The judge considered striking him off but decided that would be a ''disproportionate response to the failings of a poorly trained, muddled, overworked and depressed practitioner''.
While grateful to remain part of the profession, Mr Claver initially took aim at the NZLS' claims it cared about the wellbeing of practitioners.
''What a load of bollocks,'' he said.
Since making that comment though, Mr Claver told the Otago Daily Times he had spoken to someone at the top end of the Law Society who had informed him about a new initiative.
A spokesman confirmed it was ''accelerating the trialling of a new free and confidential counselling service that will be available to all lawyers''.
NZLS was in the process of finalising the contract with the chosen provider, he said.
Mr Claver wanted to publicly apologise for his response.
''I was angry but I'm concerned I did blame them for something they are trying to fix,'' he said.
He stood by his other comments which included that many who were part of the NZLS were only ''interested in getting their arse on the High Court bench''.

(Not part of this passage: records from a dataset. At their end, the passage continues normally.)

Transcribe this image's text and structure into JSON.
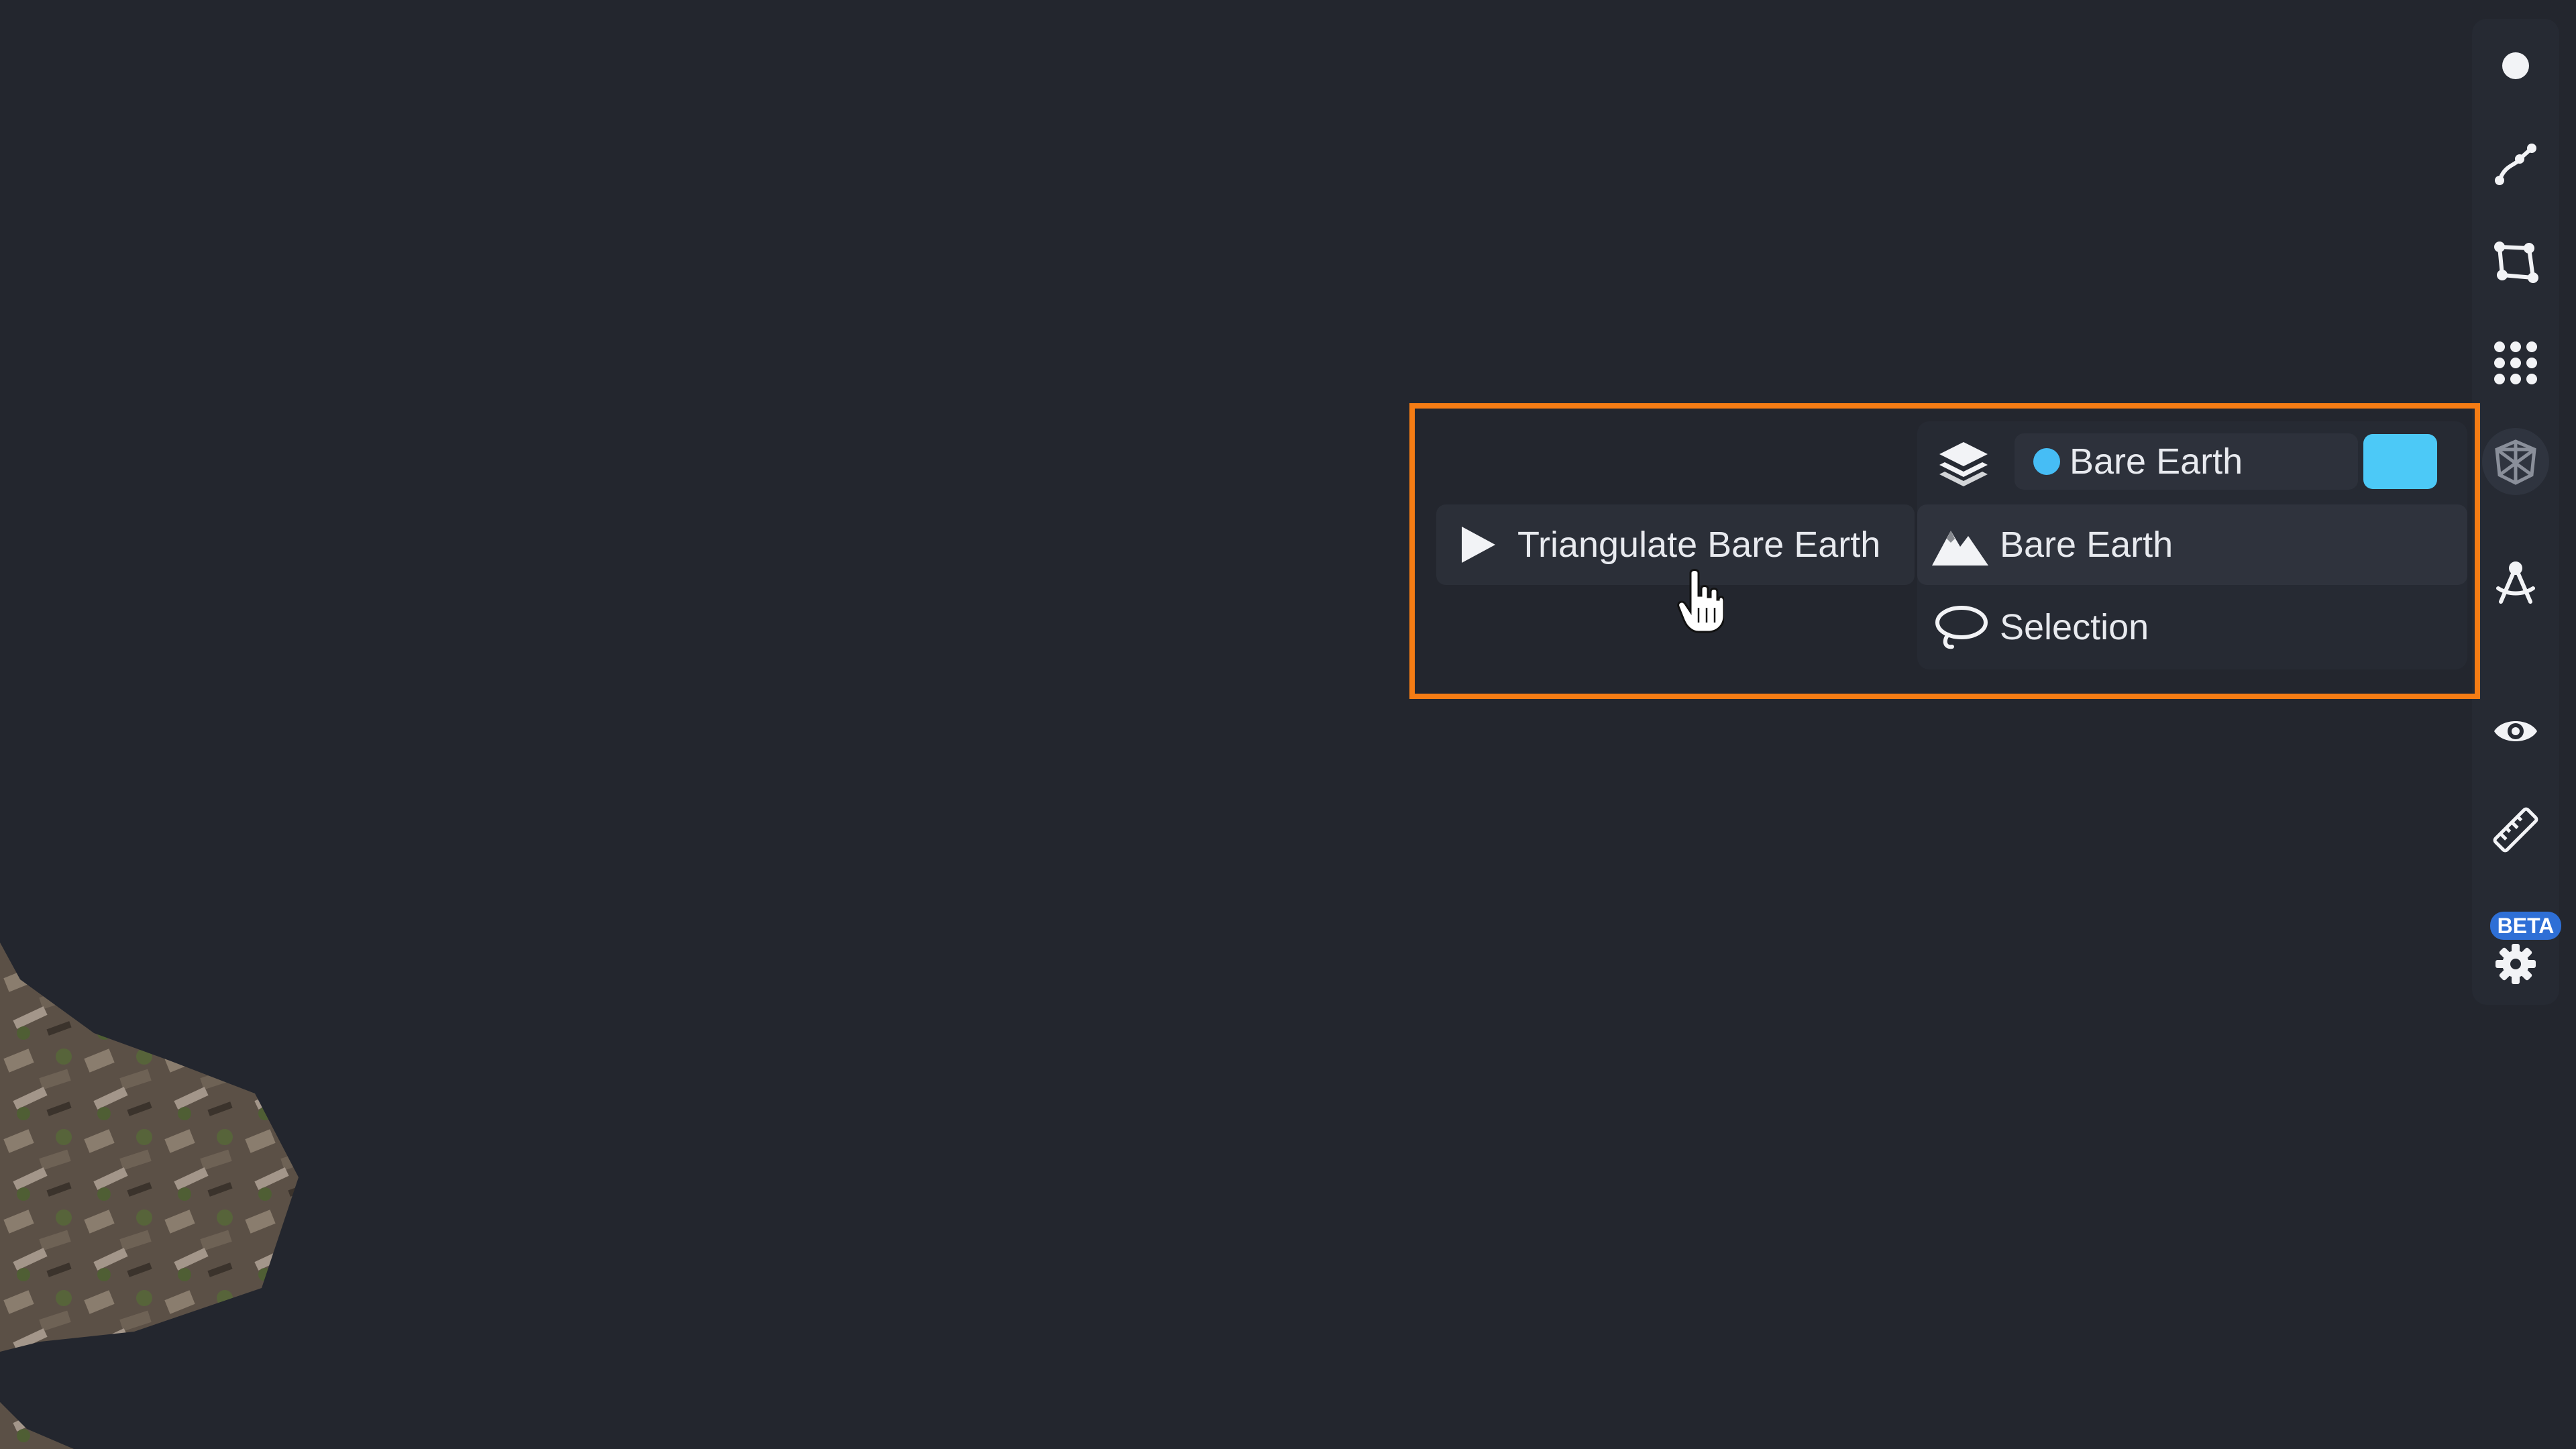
{
  "toolbar": {
    "items": [
      {
        "icon": "point-icon"
      },
      {
        "icon": "polyline-icon"
      },
      {
        "icon": "polygon-icon"
      },
      {
        "icon": "grid-dots-icon"
      },
      {
        "icon": "mesh-icon",
        "active": true
      },
      {
        "icon": "compass-icon"
      },
      {
        "icon": "eye-icon"
      },
      {
        "icon": "ruler-icon"
      },
      {
        "icon": "settings-gear-icon"
      }
    ],
    "beta_badge": "BETA"
  },
  "layer_panel": {
    "icon": "layers-icon",
    "selected_layer": {
      "label": "Bare Earth",
      "dot_color": "#46bdf5"
    },
    "color_swatch": "#4cc9f7",
    "menu": [
      {
        "icon": "mountain-icon",
        "label": "Bare Earth",
        "hover": true
      },
      {
        "icon": "lasso-icon",
        "label": "Selection"
      }
    ]
  },
  "action": {
    "icon": "play-icon",
    "label": "Triangulate Bare Earth"
  },
  "highlight_color": "#f57c14",
  "cursor": "hand-pointer-icon"
}
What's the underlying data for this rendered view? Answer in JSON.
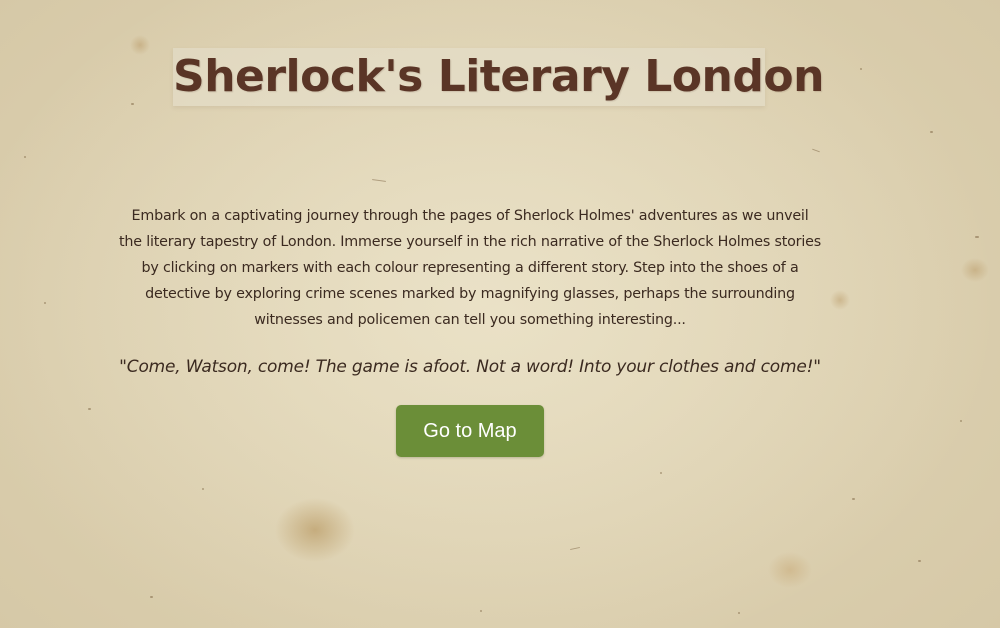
{
  "page": {
    "title": "Sherlock's Literary London",
    "intro": "Embark on a captivating journey through the pages of Sherlock Holmes' adventures as we unveil the literary tapestry of London. Immerse yourself in the rich narrative of the Sherlock Holmes stories by clicking on markers with each colour representing a different story. Step into the shoes of a detective by exploring crime scenes marked by magnifying glasses, perhaps the surrounding witnesses and policemen can tell you something interesting...",
    "quote": "\"Come, Watson, come! The game is afoot. Not a word! Into your clothes and come!\"",
    "button_label": "Go to Map"
  },
  "colors": {
    "background": "#e3d8b9",
    "title": "#5a3526",
    "text": "#3b2a20",
    "button": "#6b8e38",
    "button_text": "#ffffff"
  }
}
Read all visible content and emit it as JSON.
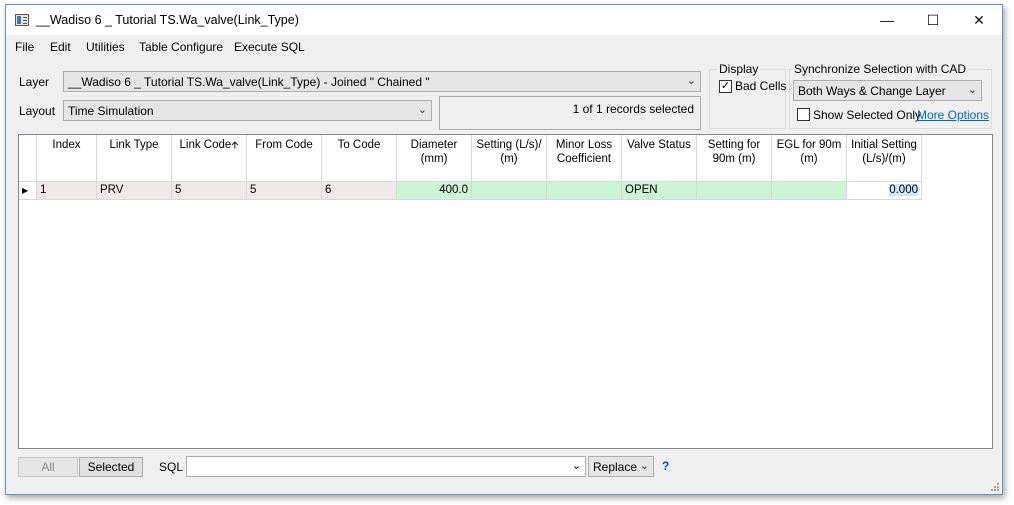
{
  "window": {
    "title": "__Wadiso 6 _ Tutorial TS.Wa_valve(Link_Type)",
    "minimize": "—",
    "maximize": "☐",
    "close": "✕"
  },
  "menu": [
    "File",
    "Edit",
    "Utilities",
    "Table Configure",
    "Execute SQL"
  ],
  "layer": {
    "label": "Layer",
    "value": "__Wadiso 6 _ Tutorial TS.Wa_valve(Link_Type) - Joined \" Chained \""
  },
  "layout": {
    "label": "Layout",
    "value": "Time Simulation"
  },
  "records_status": "1 of 1 records selected",
  "display": {
    "title": "Display",
    "bad_cells_label": "Bad Cells",
    "bad_cells_checked": true
  },
  "sync": {
    "title": "Synchronize Selection with CAD",
    "value": "Both Ways & Change Layer",
    "show_selected_only_label": "Show Selected Only",
    "show_selected_only_checked": false,
    "more_options": "More Options"
  },
  "table": {
    "columns": [
      "Index",
      "Link Type",
      "Link Code",
      "From Code",
      "To Code",
      "Diameter\n(mm)",
      "Setting (L/s)/\n(m)",
      "Minor Loss\nCoefficient",
      "Valve Status",
      "Setting for\n90m (m)",
      "EGL for 90m\n(m)",
      "Initial Setting\n(L/s)/(m)"
    ],
    "sort_column": "Link Code",
    "rows": [
      {
        "cells": [
          "1",
          "PRV",
          "5",
          "5",
          "6",
          "400.0",
          "",
          "",
          "OPEN",
          "",
          "",
          "0.000"
        ]
      }
    ]
  },
  "colors": {
    "editable_cell": "#ccf5d3",
    "readonly_cell": "#f0e9e9",
    "selected_cell": "#cce8ff",
    "link": "#0066cc"
  },
  "bottom": {
    "all_button": "All",
    "selected_button": "Selected",
    "sql_label": "SQL",
    "sql_value": "",
    "replace_value": "Replace",
    "help": "?"
  }
}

In Judge Clarkson's written judgement on Mr Claver's case, she highlighted the slew of errors he made, most of which stemmed from the lawyer taking on too much work in a bid to repay a crippling bank debt.
On regular occasions in 2015 and 2016 Mr Claver failed to appear in court to represent his clients.
After one such occasion, he made the blunder of writing an apology letter directly to Judge Bernadette Farnan, addressed to the Invercargill District Court, which was a significant protocol breach.
The same judge also blasted the quality of Mr Claver's written submissions as ''woefully inadequate''.
Despite the setback, he was determined to use the enforced hiatus to refine his legal skills.
Mr Claver said he had come up with a flow chart to guide practising criminal lawyers, which had taken the interest of a software company.
While it was in the embryonic phase, he was ''really excited'' about working on the project.